- _What to produce_: The number of lines with the string "Stock" in the listing below is all that should be reported.

◇ ◇ ◇ ◇

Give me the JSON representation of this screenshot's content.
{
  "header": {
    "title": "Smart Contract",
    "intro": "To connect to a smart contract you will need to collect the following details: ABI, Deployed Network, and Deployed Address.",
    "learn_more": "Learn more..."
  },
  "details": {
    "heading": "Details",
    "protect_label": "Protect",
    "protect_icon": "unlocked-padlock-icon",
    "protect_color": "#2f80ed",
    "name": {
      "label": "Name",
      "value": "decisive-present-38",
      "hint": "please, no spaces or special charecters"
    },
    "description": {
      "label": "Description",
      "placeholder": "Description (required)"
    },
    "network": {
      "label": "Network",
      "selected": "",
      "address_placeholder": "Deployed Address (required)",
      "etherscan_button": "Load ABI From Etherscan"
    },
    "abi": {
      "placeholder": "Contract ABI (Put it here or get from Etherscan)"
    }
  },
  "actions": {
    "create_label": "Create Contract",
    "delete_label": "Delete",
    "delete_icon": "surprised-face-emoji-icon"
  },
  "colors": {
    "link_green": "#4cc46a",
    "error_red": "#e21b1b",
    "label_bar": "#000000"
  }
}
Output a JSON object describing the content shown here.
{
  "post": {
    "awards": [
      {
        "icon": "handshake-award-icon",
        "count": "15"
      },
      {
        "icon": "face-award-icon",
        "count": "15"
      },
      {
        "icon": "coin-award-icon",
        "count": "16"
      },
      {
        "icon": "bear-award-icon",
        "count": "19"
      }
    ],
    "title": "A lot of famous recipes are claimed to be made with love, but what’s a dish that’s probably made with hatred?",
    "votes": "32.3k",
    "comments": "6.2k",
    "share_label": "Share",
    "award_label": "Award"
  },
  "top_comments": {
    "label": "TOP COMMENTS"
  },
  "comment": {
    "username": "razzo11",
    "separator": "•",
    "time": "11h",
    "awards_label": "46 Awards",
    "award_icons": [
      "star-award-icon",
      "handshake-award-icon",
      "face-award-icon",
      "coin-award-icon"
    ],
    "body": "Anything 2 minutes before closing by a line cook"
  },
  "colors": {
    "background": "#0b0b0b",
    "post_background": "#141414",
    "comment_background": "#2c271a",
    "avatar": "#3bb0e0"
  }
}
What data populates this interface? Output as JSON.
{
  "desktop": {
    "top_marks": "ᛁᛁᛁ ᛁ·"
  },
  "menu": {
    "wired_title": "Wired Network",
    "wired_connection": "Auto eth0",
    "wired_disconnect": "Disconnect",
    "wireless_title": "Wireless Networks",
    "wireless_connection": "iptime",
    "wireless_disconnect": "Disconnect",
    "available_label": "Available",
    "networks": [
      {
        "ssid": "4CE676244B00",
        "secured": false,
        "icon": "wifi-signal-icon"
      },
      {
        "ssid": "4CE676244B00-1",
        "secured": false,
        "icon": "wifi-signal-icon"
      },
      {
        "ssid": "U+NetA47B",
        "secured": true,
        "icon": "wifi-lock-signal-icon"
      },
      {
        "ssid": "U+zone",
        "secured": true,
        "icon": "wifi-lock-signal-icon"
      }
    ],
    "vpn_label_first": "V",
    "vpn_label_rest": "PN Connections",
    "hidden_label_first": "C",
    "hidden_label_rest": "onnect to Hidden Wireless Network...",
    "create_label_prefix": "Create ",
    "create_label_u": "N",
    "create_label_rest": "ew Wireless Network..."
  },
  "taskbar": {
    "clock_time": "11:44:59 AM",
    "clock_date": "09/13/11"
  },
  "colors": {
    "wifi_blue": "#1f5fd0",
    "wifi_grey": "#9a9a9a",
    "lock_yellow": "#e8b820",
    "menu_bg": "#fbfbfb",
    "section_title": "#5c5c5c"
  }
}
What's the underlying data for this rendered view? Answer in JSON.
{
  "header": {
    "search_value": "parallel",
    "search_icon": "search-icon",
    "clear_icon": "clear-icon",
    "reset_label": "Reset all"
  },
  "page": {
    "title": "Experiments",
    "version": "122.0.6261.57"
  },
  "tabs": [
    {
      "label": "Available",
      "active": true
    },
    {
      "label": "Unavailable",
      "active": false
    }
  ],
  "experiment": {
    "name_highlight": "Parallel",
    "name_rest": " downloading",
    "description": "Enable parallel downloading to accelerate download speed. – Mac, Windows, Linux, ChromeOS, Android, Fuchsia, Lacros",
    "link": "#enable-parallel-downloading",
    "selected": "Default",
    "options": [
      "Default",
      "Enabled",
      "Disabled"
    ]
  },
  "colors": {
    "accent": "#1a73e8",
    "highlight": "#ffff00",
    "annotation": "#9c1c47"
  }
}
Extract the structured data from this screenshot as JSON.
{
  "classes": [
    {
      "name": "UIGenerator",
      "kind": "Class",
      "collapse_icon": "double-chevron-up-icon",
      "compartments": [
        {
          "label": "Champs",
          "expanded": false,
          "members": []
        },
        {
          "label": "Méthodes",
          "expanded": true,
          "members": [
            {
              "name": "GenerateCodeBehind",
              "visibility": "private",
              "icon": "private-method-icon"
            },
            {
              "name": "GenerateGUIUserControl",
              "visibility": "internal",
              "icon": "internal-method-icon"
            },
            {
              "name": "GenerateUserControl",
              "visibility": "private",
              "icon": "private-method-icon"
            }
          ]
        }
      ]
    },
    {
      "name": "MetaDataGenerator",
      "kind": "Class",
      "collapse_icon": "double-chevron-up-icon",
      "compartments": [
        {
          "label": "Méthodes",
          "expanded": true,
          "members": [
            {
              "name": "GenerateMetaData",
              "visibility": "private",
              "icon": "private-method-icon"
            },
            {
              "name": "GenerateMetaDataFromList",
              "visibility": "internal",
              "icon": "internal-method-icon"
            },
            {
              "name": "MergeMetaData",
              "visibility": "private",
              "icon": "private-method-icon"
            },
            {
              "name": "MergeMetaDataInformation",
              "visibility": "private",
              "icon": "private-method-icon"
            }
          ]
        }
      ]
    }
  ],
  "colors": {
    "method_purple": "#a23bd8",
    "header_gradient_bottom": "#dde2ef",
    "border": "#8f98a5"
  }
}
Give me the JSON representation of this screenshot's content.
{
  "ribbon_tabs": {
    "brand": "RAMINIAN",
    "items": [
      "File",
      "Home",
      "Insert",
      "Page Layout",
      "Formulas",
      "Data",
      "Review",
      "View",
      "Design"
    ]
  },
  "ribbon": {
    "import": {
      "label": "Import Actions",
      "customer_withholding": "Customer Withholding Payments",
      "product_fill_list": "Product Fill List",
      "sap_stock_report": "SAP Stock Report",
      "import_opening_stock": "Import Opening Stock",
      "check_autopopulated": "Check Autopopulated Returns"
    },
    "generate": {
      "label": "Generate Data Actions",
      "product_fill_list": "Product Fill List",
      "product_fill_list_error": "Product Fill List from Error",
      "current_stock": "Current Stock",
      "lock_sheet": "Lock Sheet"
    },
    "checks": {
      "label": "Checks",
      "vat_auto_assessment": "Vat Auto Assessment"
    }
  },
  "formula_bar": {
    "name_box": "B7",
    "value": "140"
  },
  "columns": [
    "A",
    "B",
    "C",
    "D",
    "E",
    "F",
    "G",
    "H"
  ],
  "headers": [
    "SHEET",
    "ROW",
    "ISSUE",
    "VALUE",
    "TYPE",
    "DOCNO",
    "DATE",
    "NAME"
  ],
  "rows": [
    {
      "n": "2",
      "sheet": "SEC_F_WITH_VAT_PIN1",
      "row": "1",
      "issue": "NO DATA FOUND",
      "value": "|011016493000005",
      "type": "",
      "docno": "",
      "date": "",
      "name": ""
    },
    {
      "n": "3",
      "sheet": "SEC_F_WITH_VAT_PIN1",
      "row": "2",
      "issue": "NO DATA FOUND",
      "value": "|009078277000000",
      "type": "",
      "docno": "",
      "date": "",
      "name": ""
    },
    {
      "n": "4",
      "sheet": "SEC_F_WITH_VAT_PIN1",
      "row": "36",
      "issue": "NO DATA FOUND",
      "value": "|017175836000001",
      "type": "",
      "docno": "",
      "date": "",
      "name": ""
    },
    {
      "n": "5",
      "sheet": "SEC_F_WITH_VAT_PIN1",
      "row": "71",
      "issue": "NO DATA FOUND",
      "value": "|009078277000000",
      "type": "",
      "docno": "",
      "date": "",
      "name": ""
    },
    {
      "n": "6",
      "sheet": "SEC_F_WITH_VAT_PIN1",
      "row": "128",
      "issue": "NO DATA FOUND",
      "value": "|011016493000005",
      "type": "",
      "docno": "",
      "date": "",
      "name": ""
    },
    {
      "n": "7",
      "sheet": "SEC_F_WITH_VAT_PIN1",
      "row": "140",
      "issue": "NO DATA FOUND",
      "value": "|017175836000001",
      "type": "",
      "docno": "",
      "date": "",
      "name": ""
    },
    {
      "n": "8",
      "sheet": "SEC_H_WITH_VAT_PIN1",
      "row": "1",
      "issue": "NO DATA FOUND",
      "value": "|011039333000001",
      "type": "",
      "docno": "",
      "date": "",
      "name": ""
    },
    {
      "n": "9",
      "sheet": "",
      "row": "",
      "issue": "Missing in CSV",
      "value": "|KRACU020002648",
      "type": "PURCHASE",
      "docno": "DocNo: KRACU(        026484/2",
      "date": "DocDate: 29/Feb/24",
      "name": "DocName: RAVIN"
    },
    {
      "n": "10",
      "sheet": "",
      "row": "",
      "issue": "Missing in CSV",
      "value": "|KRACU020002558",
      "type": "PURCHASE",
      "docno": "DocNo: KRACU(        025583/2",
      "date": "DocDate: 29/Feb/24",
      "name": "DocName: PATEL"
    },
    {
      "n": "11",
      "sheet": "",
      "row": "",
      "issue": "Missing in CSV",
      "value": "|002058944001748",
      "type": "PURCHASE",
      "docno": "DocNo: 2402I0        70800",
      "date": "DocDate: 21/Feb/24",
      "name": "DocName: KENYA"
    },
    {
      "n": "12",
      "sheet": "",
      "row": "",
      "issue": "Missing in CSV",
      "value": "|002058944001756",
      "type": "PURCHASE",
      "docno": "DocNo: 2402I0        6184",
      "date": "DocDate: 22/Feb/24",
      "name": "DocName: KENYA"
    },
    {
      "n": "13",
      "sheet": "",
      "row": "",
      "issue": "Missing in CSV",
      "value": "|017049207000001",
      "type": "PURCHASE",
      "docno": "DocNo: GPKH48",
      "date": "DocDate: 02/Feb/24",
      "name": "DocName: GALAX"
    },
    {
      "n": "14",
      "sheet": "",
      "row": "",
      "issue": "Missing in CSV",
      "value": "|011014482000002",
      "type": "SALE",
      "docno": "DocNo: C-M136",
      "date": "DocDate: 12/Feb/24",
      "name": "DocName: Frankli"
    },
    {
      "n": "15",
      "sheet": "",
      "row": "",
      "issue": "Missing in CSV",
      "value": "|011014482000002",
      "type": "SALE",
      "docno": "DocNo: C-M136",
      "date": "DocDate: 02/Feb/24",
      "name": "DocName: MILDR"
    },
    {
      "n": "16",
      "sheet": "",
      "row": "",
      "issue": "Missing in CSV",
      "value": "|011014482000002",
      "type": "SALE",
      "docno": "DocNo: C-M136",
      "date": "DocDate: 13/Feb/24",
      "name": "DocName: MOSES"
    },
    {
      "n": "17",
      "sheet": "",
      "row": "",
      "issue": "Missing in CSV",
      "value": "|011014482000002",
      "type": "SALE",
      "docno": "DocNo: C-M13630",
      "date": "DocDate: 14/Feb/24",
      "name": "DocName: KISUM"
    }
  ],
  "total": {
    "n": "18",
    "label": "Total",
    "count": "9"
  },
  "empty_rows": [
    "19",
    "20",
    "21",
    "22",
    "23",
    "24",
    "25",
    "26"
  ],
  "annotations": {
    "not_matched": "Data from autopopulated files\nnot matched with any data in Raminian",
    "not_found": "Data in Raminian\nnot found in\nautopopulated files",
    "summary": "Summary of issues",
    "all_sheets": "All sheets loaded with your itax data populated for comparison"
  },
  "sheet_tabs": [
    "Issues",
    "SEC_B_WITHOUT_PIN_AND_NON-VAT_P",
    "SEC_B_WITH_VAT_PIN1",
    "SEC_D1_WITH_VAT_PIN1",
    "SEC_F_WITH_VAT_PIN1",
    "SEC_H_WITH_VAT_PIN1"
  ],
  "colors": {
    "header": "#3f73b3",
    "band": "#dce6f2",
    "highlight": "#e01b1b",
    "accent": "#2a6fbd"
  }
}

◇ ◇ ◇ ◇

- _Written solution_: 3